(Dataset records)
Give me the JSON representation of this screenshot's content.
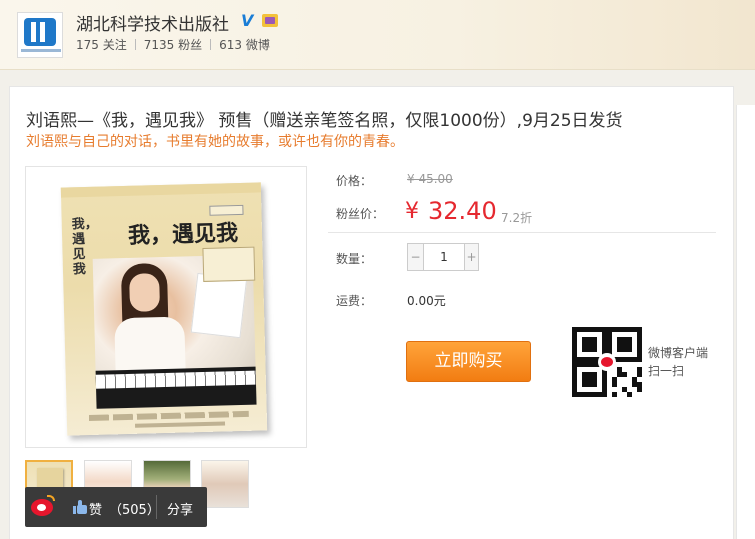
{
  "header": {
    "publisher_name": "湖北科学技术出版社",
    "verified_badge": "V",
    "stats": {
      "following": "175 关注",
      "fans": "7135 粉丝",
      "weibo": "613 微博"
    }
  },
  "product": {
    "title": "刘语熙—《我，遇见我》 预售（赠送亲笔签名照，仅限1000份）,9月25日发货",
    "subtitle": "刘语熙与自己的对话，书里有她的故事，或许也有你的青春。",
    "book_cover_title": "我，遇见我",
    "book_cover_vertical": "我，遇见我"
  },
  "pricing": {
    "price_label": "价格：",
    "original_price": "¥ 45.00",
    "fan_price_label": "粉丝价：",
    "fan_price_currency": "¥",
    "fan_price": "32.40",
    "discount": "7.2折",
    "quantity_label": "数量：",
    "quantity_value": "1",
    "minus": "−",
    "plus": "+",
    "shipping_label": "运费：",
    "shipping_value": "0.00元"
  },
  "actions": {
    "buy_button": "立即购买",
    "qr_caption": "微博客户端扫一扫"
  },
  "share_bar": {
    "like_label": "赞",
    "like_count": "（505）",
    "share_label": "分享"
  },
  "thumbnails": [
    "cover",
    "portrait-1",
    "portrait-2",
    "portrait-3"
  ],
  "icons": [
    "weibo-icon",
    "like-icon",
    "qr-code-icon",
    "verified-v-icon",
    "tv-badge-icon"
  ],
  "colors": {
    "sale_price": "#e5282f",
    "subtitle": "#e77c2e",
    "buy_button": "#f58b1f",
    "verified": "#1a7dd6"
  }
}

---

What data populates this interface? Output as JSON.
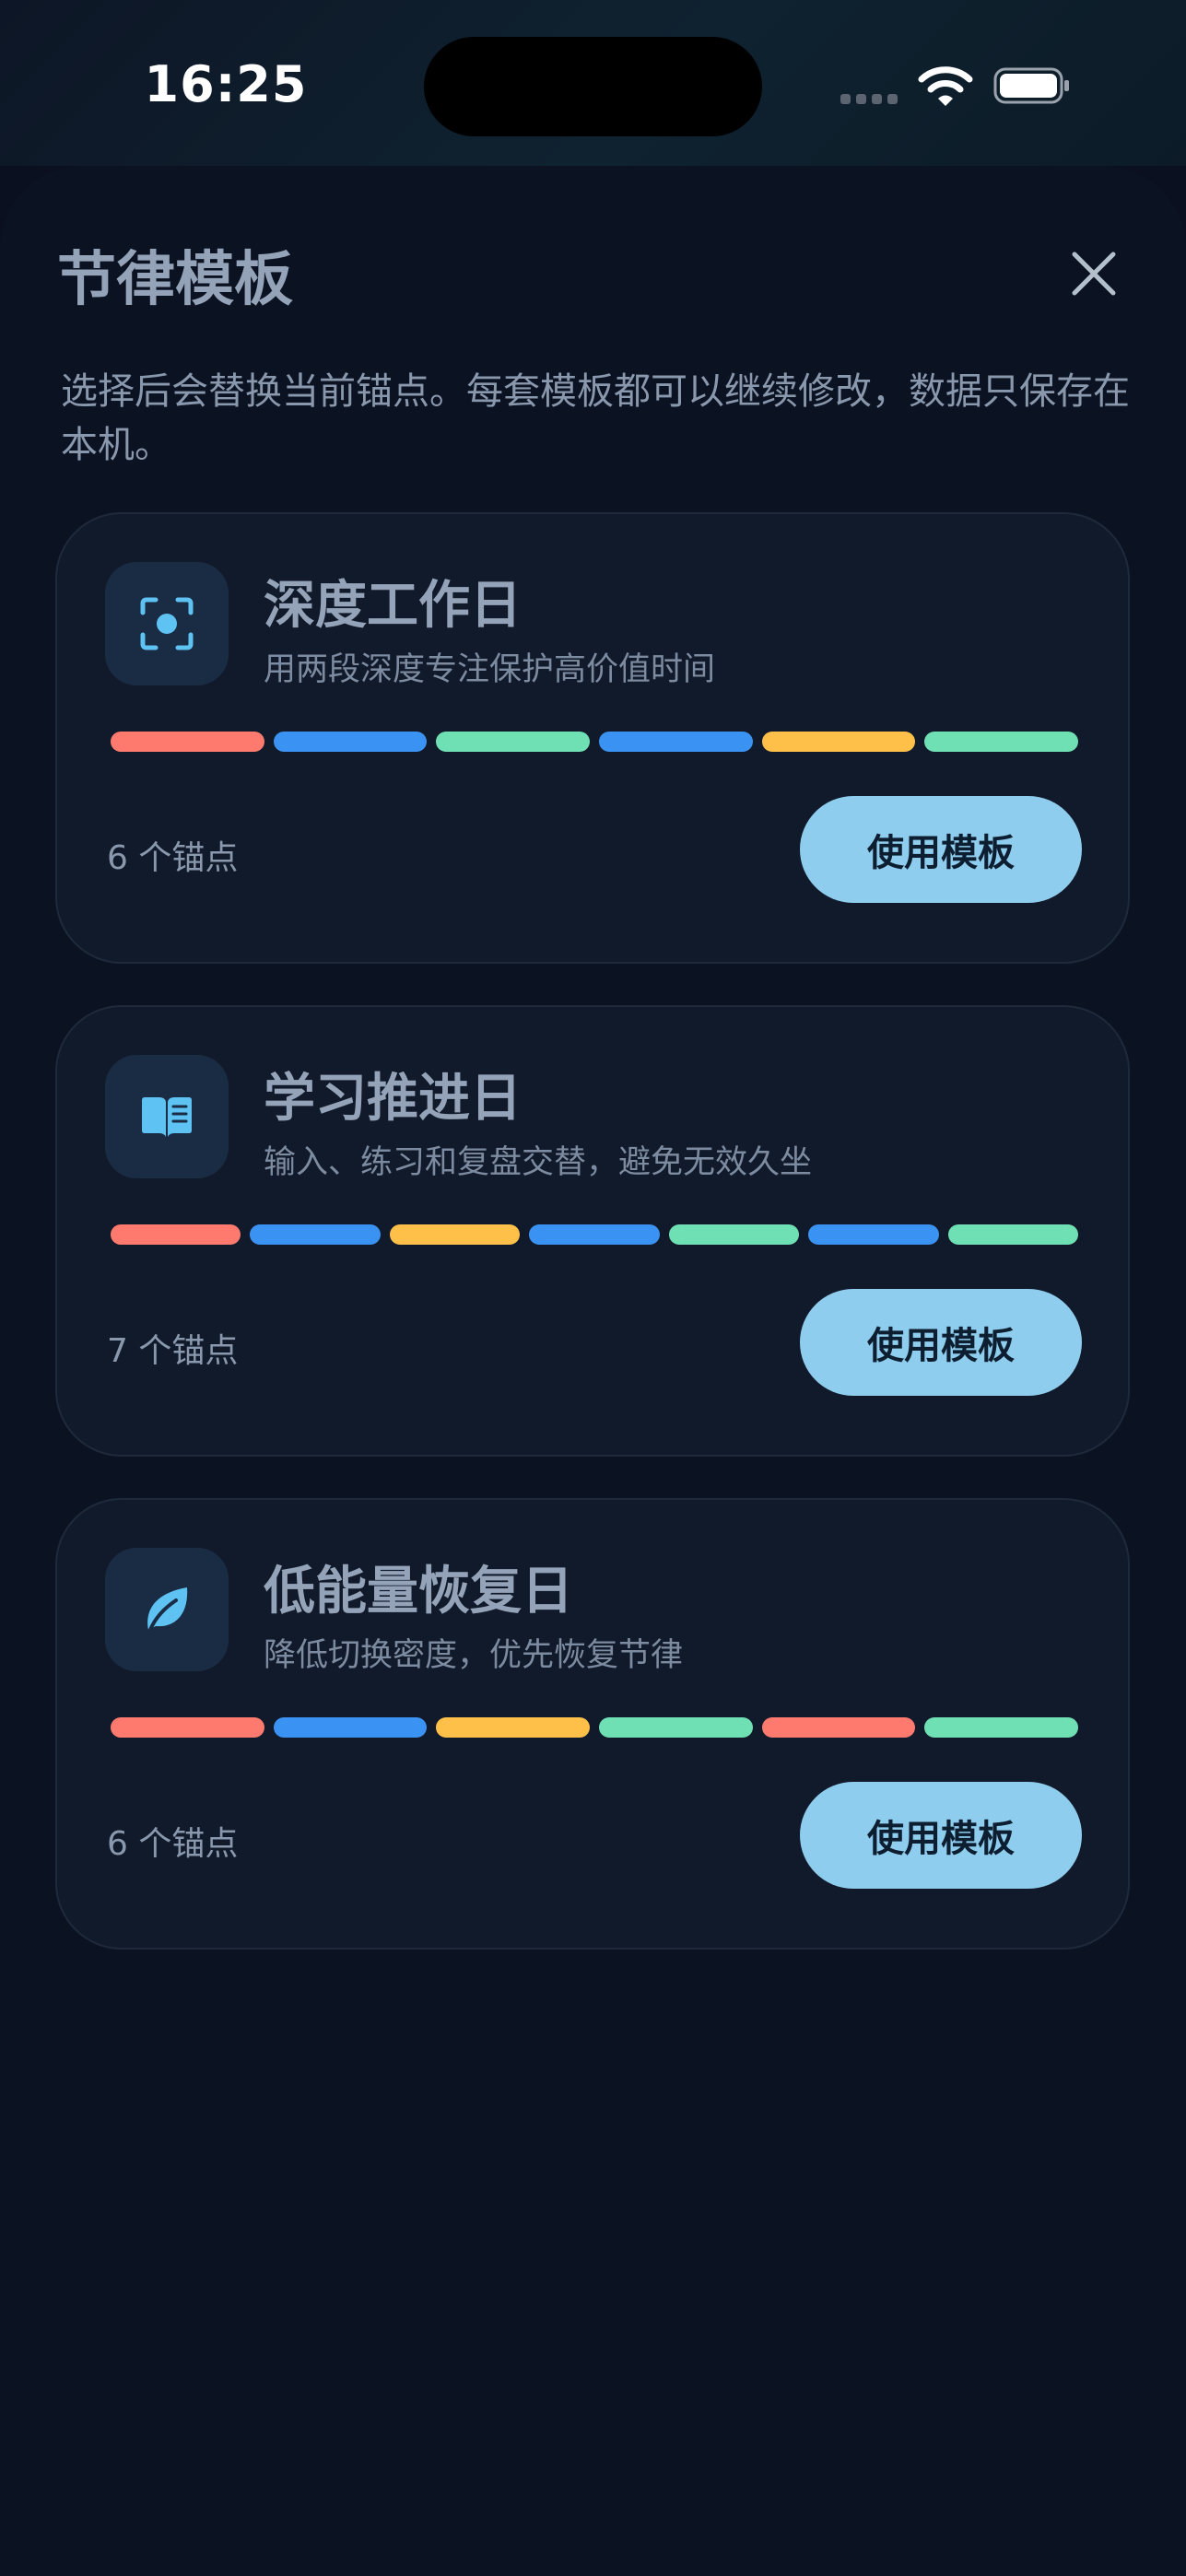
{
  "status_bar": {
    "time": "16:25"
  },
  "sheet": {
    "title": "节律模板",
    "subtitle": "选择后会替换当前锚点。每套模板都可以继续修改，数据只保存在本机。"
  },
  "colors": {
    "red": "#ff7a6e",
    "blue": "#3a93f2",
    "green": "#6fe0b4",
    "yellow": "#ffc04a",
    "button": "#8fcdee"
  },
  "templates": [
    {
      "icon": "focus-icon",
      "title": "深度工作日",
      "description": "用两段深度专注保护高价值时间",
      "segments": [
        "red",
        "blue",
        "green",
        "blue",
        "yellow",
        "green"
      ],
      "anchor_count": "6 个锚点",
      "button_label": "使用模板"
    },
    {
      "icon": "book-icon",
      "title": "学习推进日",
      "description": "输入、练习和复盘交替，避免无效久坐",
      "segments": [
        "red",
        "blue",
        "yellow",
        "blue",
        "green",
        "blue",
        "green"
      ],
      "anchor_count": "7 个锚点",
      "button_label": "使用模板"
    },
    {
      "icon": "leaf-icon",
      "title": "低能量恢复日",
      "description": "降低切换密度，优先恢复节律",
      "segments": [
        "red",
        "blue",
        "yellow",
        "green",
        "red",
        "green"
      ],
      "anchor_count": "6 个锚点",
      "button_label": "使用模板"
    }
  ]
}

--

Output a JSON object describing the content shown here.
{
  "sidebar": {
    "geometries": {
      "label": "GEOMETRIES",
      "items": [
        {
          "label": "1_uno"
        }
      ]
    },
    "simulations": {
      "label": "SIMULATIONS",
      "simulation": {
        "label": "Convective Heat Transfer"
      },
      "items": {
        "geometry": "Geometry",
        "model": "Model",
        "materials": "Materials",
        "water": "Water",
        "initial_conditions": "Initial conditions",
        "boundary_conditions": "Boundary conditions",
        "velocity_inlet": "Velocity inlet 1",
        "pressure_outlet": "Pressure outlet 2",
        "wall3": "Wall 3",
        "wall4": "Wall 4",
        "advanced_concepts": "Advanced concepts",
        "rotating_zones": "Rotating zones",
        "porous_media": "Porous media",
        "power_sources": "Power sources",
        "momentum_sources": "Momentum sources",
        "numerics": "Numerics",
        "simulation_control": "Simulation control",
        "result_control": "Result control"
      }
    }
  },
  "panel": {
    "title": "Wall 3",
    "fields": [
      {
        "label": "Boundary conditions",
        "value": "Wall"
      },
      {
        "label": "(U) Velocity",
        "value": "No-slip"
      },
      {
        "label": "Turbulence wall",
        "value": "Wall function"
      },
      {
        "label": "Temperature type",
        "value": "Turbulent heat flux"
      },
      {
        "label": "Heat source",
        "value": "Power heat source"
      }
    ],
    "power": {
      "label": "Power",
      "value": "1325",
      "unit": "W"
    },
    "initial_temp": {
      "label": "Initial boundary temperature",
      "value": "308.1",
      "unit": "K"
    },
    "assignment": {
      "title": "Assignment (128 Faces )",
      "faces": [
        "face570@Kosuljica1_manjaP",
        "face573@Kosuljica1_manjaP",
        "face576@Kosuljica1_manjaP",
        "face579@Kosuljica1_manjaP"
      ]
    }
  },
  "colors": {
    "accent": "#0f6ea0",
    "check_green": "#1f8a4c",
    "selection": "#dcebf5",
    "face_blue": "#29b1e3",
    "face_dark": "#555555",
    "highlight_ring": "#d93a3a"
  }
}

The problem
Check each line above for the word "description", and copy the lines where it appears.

Solved problem
      "description": "用两段深度专注保护高价值时间",
      "description": "输入、练习和复盘交替，避免无效久坐",
      "description": "降低切换密度，优先恢复节律",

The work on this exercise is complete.